Hi teachers,

Information to consider: 'Who is that woman? It is Mrs. Elsie'.

Do we use 'It' in the answer because we are substituting 'that woman' which is a comon noun? Is that so?

Thanks in advance
1 2
Hi Thinking Spain,

In my opinion it is a provisional subject here.

And one more thing: You have mentioned about common noun. It looks as if you think 'it' cannot refer to a common noun.

Is it?
vsureshAnd one more thing: You have mentioned about common noun. It looks as if you think 'it' cannot refer to a common noun.
Hi vsuresh

No at all. In fact 'woman' is a common noun. That's why I've said if 'it' subtitutes 'that woman'.

By the way, there's an email in my profile. You can write me there if you wish.

TS
Students: We have free audio pronunciation exercises.
Thinking SpainDo we use 'It' in the answer because we are substituting 'that woman' which is a comon noun? Is that so?
I don't think so. The pronomial substitute for "that woman" as a sentence subject is "she".

For example, we might say,

That woman is pretty, isn't she?

But not

*That woman is pretty, isn't it?

The explanation for the use of "it" in your example sentence must be something else. Emotion: smile

CJ
Hi Thinking Spain

I agree with Jim

I would call it the "idiomatic it". It looks as if it is used to refer back to another noun but, in fact, it is just being used to give shape to the sentence. It is used in very general situations..

- Oh, look who it is - it's Mrs Elsie

- What's the weather like outside?

- It's snowing

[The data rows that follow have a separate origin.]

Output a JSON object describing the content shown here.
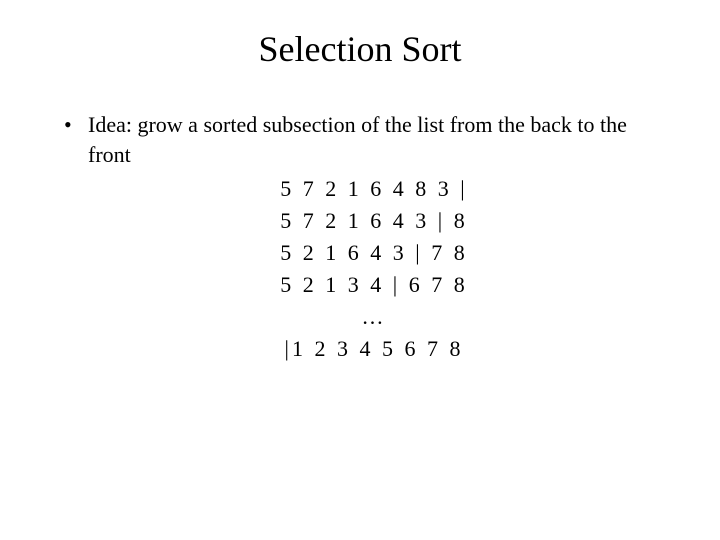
{
  "title": "Selection Sort",
  "bullet": "Idea: grow a sorted subsection of the list from the back to the front",
  "steps": [
    "5 7 2 1 6 4 8 3 |",
    "5 7 2 1 6 4 3 | 8",
    "5 2 1 6 4 3 | 7 8",
    "5 2 1 3 4 | 6 7 8",
    "…",
    "|1 2 3 4 5 6 7 8"
  ]
}
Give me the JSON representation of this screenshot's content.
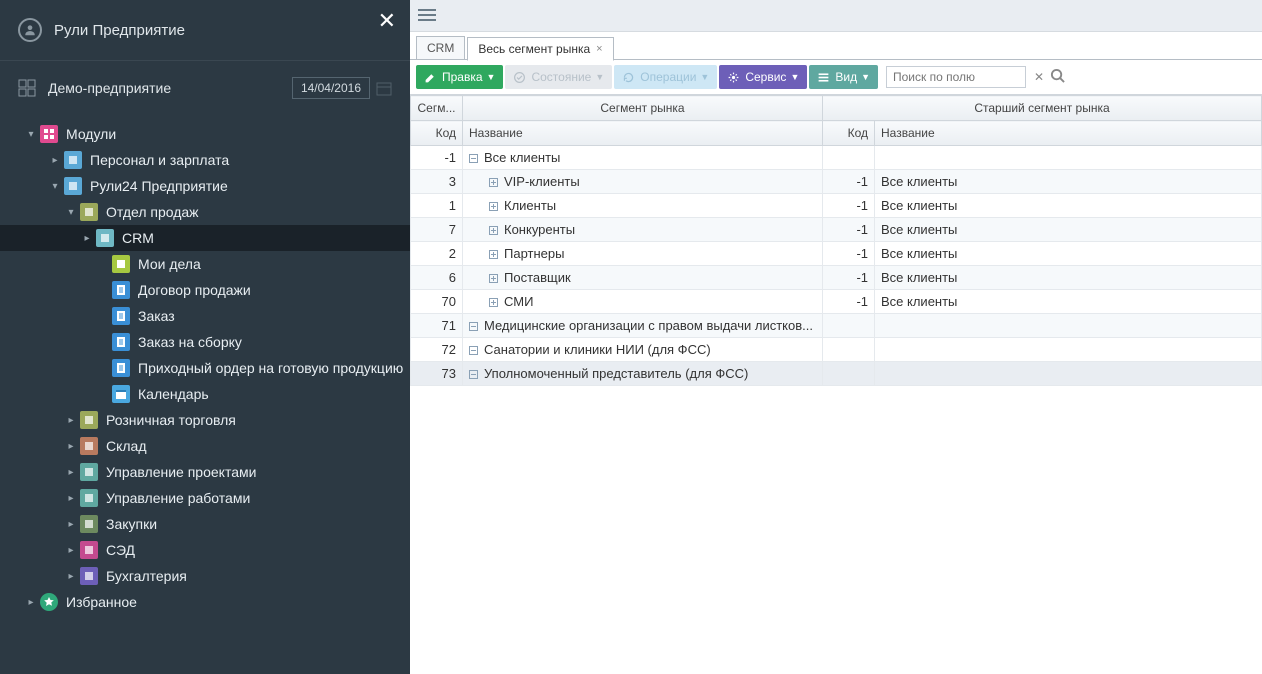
{
  "app": {
    "title": "Рули Предприятие"
  },
  "company": {
    "name": "Демо-предприятие",
    "date": "14/04/2016"
  },
  "tree": {
    "modules_label": "Модули",
    "favorites_label": "Избранное",
    "items": [
      {
        "label": "Персонал и зарплата",
        "color": "#5aa8d6",
        "indent": 50,
        "expander": "▸",
        "icon": "people"
      },
      {
        "label": "Рули24 Предприятие",
        "color": "#5aa8d6",
        "indent": 50,
        "expander": "▾",
        "icon": "ruli"
      },
      {
        "label": "Отдел продаж",
        "color": "#9ba85a",
        "indent": 66,
        "expander": "▾",
        "icon": "dept"
      },
      {
        "label": "CRM",
        "color": "#6fb8c4",
        "indent": 82,
        "expander": "▸",
        "selected": true,
        "icon": "crm"
      },
      {
        "label": "Мои дела",
        "color": "#a6c841",
        "indent": 98,
        "expander": "",
        "icon": "tasks"
      },
      {
        "label": "Договор продажи",
        "color": "#3a8fd6",
        "indent": 98,
        "expander": "",
        "icon": "doc"
      },
      {
        "label": "Заказ",
        "color": "#3a8fd6",
        "indent": 98,
        "expander": "",
        "icon": "doc"
      },
      {
        "label": "Заказ на сборку",
        "color": "#3a8fd6",
        "indent": 98,
        "expander": "",
        "icon": "doc"
      },
      {
        "label": "Приходный ордер на готовую продукцию",
        "color": "#3a8fd6",
        "indent": 98,
        "expander": "",
        "icon": "doc"
      },
      {
        "label": "Календарь",
        "color": "#4aa8e0",
        "indent": 98,
        "expander": "",
        "icon": "calendar"
      },
      {
        "label": "Розничная торговля",
        "color": "#9ba85a",
        "indent": 66,
        "expander": "▸",
        "icon": "dept"
      },
      {
        "label": "Склад",
        "color": "#b87a5f",
        "indent": 66,
        "expander": "▸",
        "icon": "dept"
      },
      {
        "label": "Управление проектами",
        "color": "#5fa8a0",
        "indent": 66,
        "expander": "▸",
        "icon": "dept"
      },
      {
        "label": "Управление работами",
        "color": "#5fa8a0",
        "indent": 66,
        "expander": "▸",
        "icon": "dept"
      },
      {
        "label": "Закупки",
        "color": "#6d8a5f",
        "indent": 66,
        "expander": "▸",
        "icon": "dept"
      },
      {
        "label": "СЭД",
        "color": "#c44a8f",
        "indent": 66,
        "expander": "▸",
        "icon": "dept"
      },
      {
        "label": "Бухгалтерия",
        "color": "#6d5fb8",
        "indent": 66,
        "expander": "▸",
        "icon": "dept"
      }
    ]
  },
  "tabs": [
    {
      "label": "CRM",
      "closable": false,
      "active": false
    },
    {
      "label": "Весь сегмент рынка",
      "closable": true,
      "active": true
    }
  ],
  "toolbar": {
    "edit": "Правка",
    "state": "Состояние",
    "operations": "Операции",
    "service": "Сервис",
    "view": "Вид",
    "search_placeholder": "Поиск по полю"
  },
  "grid": {
    "group_headers": {
      "seg_short": "Сегм...",
      "segment": "Сегмент рынка",
      "parent": "Старший сегмент рынка"
    },
    "headers": {
      "code": "Код",
      "name": "Название",
      "pcode": "Код",
      "pname": "Название"
    },
    "rows": [
      {
        "code": "-1",
        "name": "Все клиенты",
        "indent": 1,
        "exp": "minus",
        "pcode": "",
        "pname": ""
      },
      {
        "code": "3",
        "name": "VIP-клиенты",
        "indent": 2,
        "exp": "plus",
        "pcode": "-1",
        "pname": "Все клиенты"
      },
      {
        "code": "1",
        "name": "Клиенты",
        "indent": 2,
        "exp": "plus",
        "pcode": "-1",
        "pname": "Все клиенты"
      },
      {
        "code": "7",
        "name": "Конкуренты",
        "indent": 2,
        "exp": "plus",
        "pcode": "-1",
        "pname": "Все клиенты"
      },
      {
        "code": "2",
        "name": "Партнеры",
        "indent": 2,
        "exp": "plus",
        "pcode": "-1",
        "pname": "Все клиенты"
      },
      {
        "code": "6",
        "name": "Поставщик",
        "indent": 2,
        "exp": "plus",
        "pcode": "-1",
        "pname": "Все клиенты"
      },
      {
        "code": "70",
        "name": "СМИ",
        "indent": 2,
        "exp": "plus",
        "pcode": "-1",
        "pname": "Все клиенты"
      },
      {
        "code": "71",
        "name": "Медицинские организации с правом выдачи листков...",
        "indent": 1,
        "exp": "minus",
        "pcode": "",
        "pname": ""
      },
      {
        "code": "72",
        "name": "Санатории и клиники НИИ (для ФСС)",
        "indent": 1,
        "exp": "minus",
        "pcode": "",
        "pname": ""
      },
      {
        "code": "73",
        "name": "Уполномоченный представитель (для ФСС)",
        "indent": 1,
        "exp": "minus",
        "pcode": "",
        "pname": "",
        "selected": true
      }
    ]
  }
}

- How is Mrs Elsie?

- It's not looking too good for her

I wish I could give you a general rule, but it just is an idiom

Best regards, Dave
Hi CalifJim

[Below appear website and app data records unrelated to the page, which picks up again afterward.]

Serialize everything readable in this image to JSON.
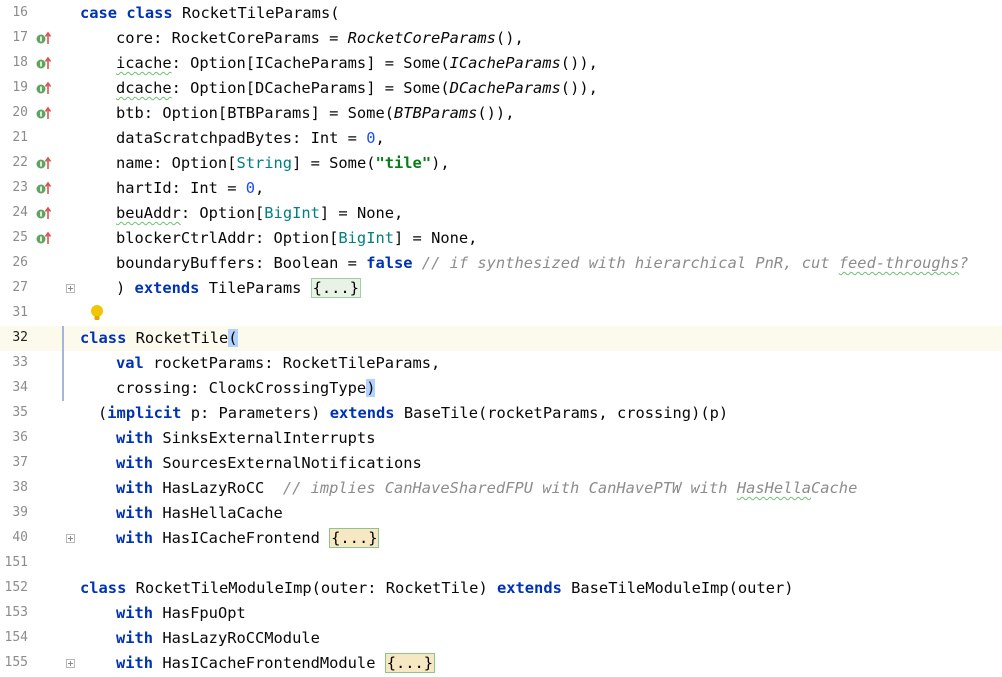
{
  "lines": [
    {
      "n": "16",
      "parts": [
        {
          "t": "case ",
          "c": "kw"
        },
        {
          "t": "class ",
          "c": "kw"
        },
        {
          "t": "RocketTileParams("
        }
      ]
    },
    {
      "n": "17",
      "impl": true,
      "ind": 1,
      "parts": [
        {
          "t": "core: RocketCoreParams = "
        },
        {
          "t": "RocketCoreParams",
          "c": "fn"
        },
        {
          "t": "(),"
        }
      ]
    },
    {
      "n": "18",
      "impl": true,
      "ind": 1,
      "parts": [
        {
          "t": "icache",
          "c": "wavy"
        },
        {
          "t": ": Option[ICacheParams] = Some("
        },
        {
          "t": "ICacheParams",
          "c": "fn"
        },
        {
          "t": "()),"
        }
      ]
    },
    {
      "n": "19",
      "impl": true,
      "ind": 1,
      "parts": [
        {
          "t": "dcache",
          "c": "wavy"
        },
        {
          "t": ": Option[DCacheParams] = Some("
        },
        {
          "t": "DCacheParams",
          "c": "fn"
        },
        {
          "t": "()),"
        }
      ]
    },
    {
      "n": "20",
      "impl": true,
      "ind": 1,
      "parts": [
        {
          "t": "btb: Option[BTBParams] = Some("
        },
        {
          "t": "BTBParams",
          "c": "fn"
        },
        {
          "t": "()),"
        }
      ]
    },
    {
      "n": "21",
      "ind": 1,
      "parts": [
        {
          "t": "dataScratchpadBytes: Int = "
        },
        {
          "t": "0",
          "c": "num"
        },
        {
          "t": ","
        }
      ]
    },
    {
      "n": "22",
      "impl": true,
      "ind": 1,
      "parts": [
        {
          "t": "name: Option["
        },
        {
          "t": "String",
          "c": "typ"
        },
        {
          "t": "] = Some("
        },
        {
          "t": "\"tile\"",
          "c": "str"
        },
        {
          "t": "),"
        }
      ]
    },
    {
      "n": "23",
      "impl": true,
      "ind": 1,
      "parts": [
        {
          "t": "hartId: Int = "
        },
        {
          "t": "0",
          "c": "num"
        },
        {
          "t": ","
        }
      ]
    },
    {
      "n": "24",
      "impl": true,
      "ind": 1,
      "parts": [
        {
          "t": "beuAddr",
          "c": "wavy"
        },
        {
          "t": ": Option["
        },
        {
          "t": "BigInt",
          "c": "typ"
        },
        {
          "t": "] = None,"
        }
      ]
    },
    {
      "n": "25",
      "impl": true,
      "ind": 1,
      "parts": [
        {
          "t": "blockerCtrlAddr: Option["
        },
        {
          "t": "BigInt",
          "c": "typ"
        },
        {
          "t": "] = None,"
        }
      ]
    },
    {
      "n": "26",
      "ind": 1,
      "parts": [
        {
          "t": "boundaryBuffers: Boolean = "
        },
        {
          "t": "false ",
          "c": "kw"
        },
        {
          "t": "// if synthesized with hierarchical PnR, cut ",
          "c": "cmt"
        },
        {
          "t": "feed-throughs",
          "c": "cmt wavy"
        },
        {
          "t": "?",
          "c": "cmt"
        }
      ]
    },
    {
      "n": "27",
      "fold": true,
      "ind": 1,
      "parts": [
        {
          "t": ") "
        },
        {
          "t": "extends ",
          "c": "kw"
        },
        {
          "t": "TileParams "
        },
        {
          "t": "{...}",
          "c": "folded"
        }
      ]
    },
    {
      "n": "31",
      "bulb": true,
      "parts": []
    },
    {
      "n": "32",
      "current": true,
      "parts": [
        {
          "t": "class ",
          "c": "kw"
        },
        {
          "t": "RocketTile"
        },
        {
          "t": "(",
          "c": "brace"
        }
      ]
    },
    {
      "n": "33",
      "ind": 1,
      "parts": [
        {
          "t": "val ",
          "c": "kw"
        },
        {
          "t": "rocketParams: RocketTileParams,"
        }
      ]
    },
    {
      "n": "34",
      "ind": 1,
      "parts": [
        {
          "t": "crossing: ClockCrossingType"
        },
        {
          "t": ")",
          "c": "brace"
        }
      ]
    },
    {
      "n": "35",
      "ind": 2,
      "parts": [
        {
          "t": "("
        },
        {
          "t": "implicit ",
          "c": "kw"
        },
        {
          "t": "p: Parameters) "
        },
        {
          "t": "extends ",
          "c": "kw"
        },
        {
          "t": "BaseTile(rocketParams, crossing)(p)"
        }
      ]
    },
    {
      "n": "36",
      "ind": 1,
      "parts": [
        {
          "t": "with ",
          "c": "kw"
        },
        {
          "t": "SinksExternalInterrupts"
        }
      ]
    },
    {
      "n": "37",
      "ind": 1,
      "parts": [
        {
          "t": "with ",
          "c": "kw"
        },
        {
          "t": "SourcesExternalNotifications"
        }
      ]
    },
    {
      "n": "38",
      "ind": 1,
      "parts": [
        {
          "t": "with ",
          "c": "kw"
        },
        {
          "t": "HasLazyRoCC  "
        },
        {
          "t": "// implies CanHaveSharedFPU with CanHavePTW with ",
          "c": "cmt"
        },
        {
          "t": "HasHella",
          "c": "cmt wavy"
        },
        {
          "t": "Cache",
          "c": "cmt"
        }
      ]
    },
    {
      "n": "39",
      "ind": 1,
      "parts": [
        {
          "t": "with ",
          "c": "kw"
        },
        {
          "t": "HasHellaCache"
        }
      ]
    },
    {
      "n": "40",
      "fold": true,
      "ind": 1,
      "parts": [
        {
          "t": "with ",
          "c": "kw"
        },
        {
          "t": "HasICacheFrontend "
        },
        {
          "t": "{...}",
          "c": "folded sel"
        }
      ]
    },
    {
      "n": "151",
      "parts": []
    },
    {
      "n": "152",
      "parts": [
        {
          "t": "class ",
          "c": "kw"
        },
        {
          "t": "RocketTileModuleImp(outer: RocketTile) "
        },
        {
          "t": "extends ",
          "c": "kw"
        },
        {
          "t": "BaseTileModuleImp(outer)"
        }
      ]
    },
    {
      "n": "153",
      "ind": 1,
      "parts": [
        {
          "t": "with ",
          "c": "kw"
        },
        {
          "t": "HasFpuOpt"
        }
      ]
    },
    {
      "n": "154",
      "ind": 1,
      "parts": [
        {
          "t": "with ",
          "c": "kw"
        },
        {
          "t": "HasLazyRoCCModule"
        }
      ]
    },
    {
      "n": "155",
      "fold": true,
      "ind": 1,
      "parts": [
        {
          "t": "with ",
          "c": "kw"
        },
        {
          "t": "HasICacheFrontendModule "
        },
        {
          "t": "{...}",
          "c": "folded sel"
        }
      ]
    }
  ]
}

What is your opinion about it being the provisional subject in the sentence 'It is Elsa'?

Suresh
Students: Are you brave enough to let our tutors analyse your pronunciation?
vsureshHi CalifJim
What is your opinion about it being the provisional subject in the sentence 'It is Elsa'?

Suresh
I don't think that's the right explanation either!

A provisional subject is one that stands in the position of a subject because the true subject has been postponed to a later part of the sentence. For example,

It is important that we leave soon> That we leave soon is important.

It's not necessary to open that door. > To open that door is not necessary.

In each case we can find the subject at the end, put it at the beginning and remove "it", and we get another sentence that means something intelligible.

But with the sentence below, what do we do?

It is Mrs. Elsie. > Mrs. Elsie is.

We don't get a sentence that makes any sense, do we? Must we claim that the real meaning is shown in this version without "it"?

- Who is that woman?

- Mrs. Elsie is. << Is this as meaningful and grammatical as That we leave soon is important?

You may legitimately answer "yes" or "no". I think it's a matter of opinion.

(It's probably obvious that I vote "no". Emotion: smile )

CJ
It is very kind of you for a detailed explanation. I thoroughly agree with your reasoning.

Thank you for your effort.

What do you think is the role of 'it' in the sentence? And what part of speech is 'it' here?

Suresh
Hi dave_anon,

Thank you for your reply. I really appreciate it.

TS
Site Hint: Check out our list of pronunciation videos.
Show more